A CONCILIATION process headed by a retired High Court judge may now be brought into play in an attempt to solve the ongoing row over the Priory Hall apartments in north Dublin.
Residents of the complex in Donaghmede are to consider a proposal by Dublin City Council for a resolution process chaired by a retired judge, the Supreme Court heard yesterday.
Such a process would be chaired by Mr Justice Finnegan, former president of the High Court. However, the residents have yet to decide upon their response to the proposal.
The legal proceedings have now been postponed for three months in order to allow the conciliation process to go ahead.
The Supreme Court was due to hear an appeal next Tuesday against a number of orders made by the High Court last October, directing the council to assume responsibility and pay the accommodation costs for the evacuated residents, as well as bearing the costs of storing their belongings.
Thomas McFeely, whose Coalport Building Company built Priory Hall, was not involved in the council's appeal. He is separately appealing an order jailing him for contempt and fining him €1m for failure to carry out repairs.
The Supreme Court yesterday agreed to a request from lawyers for the council and the residents to postpone next week's hearing.

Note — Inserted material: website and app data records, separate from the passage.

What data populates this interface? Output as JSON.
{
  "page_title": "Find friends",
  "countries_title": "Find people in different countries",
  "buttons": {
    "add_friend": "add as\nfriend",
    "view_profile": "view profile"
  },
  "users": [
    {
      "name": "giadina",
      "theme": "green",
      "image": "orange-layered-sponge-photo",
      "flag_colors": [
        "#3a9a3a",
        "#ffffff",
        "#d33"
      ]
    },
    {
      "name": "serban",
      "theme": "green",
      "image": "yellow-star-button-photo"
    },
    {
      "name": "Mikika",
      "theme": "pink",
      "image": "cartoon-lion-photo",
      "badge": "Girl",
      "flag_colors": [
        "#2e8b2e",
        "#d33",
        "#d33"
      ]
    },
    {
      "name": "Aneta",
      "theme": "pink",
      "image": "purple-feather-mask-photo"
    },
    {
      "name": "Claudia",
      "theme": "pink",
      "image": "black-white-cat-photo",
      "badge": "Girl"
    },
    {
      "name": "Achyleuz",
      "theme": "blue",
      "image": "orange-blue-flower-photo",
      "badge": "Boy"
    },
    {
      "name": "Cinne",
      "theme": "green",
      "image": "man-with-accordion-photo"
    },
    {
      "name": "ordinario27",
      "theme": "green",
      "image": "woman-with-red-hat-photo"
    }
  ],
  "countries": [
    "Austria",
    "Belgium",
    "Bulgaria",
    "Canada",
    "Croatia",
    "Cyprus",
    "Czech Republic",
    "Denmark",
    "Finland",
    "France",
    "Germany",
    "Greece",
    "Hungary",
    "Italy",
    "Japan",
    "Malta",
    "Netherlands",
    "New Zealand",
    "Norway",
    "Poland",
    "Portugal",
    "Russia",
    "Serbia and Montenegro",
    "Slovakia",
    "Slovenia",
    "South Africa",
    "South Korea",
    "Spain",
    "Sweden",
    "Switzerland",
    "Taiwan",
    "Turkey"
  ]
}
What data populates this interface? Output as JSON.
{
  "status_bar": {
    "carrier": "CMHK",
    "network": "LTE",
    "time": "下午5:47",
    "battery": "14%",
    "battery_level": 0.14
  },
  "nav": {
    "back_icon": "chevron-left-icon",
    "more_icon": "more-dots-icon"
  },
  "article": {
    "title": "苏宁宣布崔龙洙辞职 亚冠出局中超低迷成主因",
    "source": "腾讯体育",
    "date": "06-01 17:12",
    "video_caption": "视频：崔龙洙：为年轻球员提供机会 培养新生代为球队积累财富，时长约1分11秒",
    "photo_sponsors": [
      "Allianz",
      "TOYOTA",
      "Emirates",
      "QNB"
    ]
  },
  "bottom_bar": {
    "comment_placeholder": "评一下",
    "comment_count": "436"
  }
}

The judges heard that the retired judge would act as chairman of the resolution process and would produce a report making a number of recommendations aimed at resolving the situation at Priory Hall.
If the resolution process goes ahead, it is hoped that it will involve not just the residents and the council but also lending institutions, banks and building societies.
Lawyers for the residents have recommended that they vote in favour of the proposal.
The residents said later that they had been calling for dialogue with all parties "since we were evacuated from our homes six months ago and (we) welcome any attempts to facilitate a resolution."
They continued: "Due to the short timespan involved, the proposal has yet to be put to all residents for their consideration and agreement. Until such time as this happens, we will be making no further comment."
Environment Minister Phil Hogan said the proposed conciliation process "provides an appropriate context for the parties concerned to work together towards identifying a way forward".
He added: "I would encourage the financial institutions, the residents and Dublin City Council to have an open mind and to engage fully with this new process and give it every chance to succeed."